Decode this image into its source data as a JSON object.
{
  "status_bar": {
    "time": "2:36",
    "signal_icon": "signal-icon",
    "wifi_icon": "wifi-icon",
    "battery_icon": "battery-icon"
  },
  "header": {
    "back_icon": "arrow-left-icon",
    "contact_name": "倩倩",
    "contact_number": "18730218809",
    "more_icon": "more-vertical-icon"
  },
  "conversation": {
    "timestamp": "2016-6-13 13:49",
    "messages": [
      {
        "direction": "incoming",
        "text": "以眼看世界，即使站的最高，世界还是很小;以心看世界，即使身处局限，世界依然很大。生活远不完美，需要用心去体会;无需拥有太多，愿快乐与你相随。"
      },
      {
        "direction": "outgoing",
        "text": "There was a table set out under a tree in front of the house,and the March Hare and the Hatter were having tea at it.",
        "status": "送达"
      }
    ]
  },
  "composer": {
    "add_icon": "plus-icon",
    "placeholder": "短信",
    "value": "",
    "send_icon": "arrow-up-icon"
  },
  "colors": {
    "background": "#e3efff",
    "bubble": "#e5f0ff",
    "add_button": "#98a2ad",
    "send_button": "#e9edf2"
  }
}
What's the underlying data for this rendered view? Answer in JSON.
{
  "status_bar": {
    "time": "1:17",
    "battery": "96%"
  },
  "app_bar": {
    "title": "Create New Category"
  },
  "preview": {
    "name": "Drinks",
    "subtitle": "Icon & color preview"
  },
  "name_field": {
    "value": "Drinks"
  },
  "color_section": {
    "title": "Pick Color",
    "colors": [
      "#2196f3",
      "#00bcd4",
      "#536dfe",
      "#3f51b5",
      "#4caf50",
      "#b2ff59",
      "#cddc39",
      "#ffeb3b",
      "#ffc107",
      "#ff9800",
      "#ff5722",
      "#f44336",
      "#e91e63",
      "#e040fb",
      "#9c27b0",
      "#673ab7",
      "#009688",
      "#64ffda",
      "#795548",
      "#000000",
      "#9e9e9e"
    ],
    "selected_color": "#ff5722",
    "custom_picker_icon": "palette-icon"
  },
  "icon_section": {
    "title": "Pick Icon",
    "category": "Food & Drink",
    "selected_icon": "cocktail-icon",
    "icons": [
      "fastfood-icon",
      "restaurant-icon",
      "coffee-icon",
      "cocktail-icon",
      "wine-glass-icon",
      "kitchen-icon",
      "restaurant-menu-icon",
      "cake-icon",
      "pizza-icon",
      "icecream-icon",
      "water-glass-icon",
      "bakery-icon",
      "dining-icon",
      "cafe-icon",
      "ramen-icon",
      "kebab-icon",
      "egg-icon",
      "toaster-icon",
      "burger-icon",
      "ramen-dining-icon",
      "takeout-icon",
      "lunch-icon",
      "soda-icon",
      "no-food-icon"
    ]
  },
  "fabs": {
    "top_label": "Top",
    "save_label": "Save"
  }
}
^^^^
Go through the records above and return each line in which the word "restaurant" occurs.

#### [Exercise answer]
      "restaurant-icon",
      "restaurant-menu-icon",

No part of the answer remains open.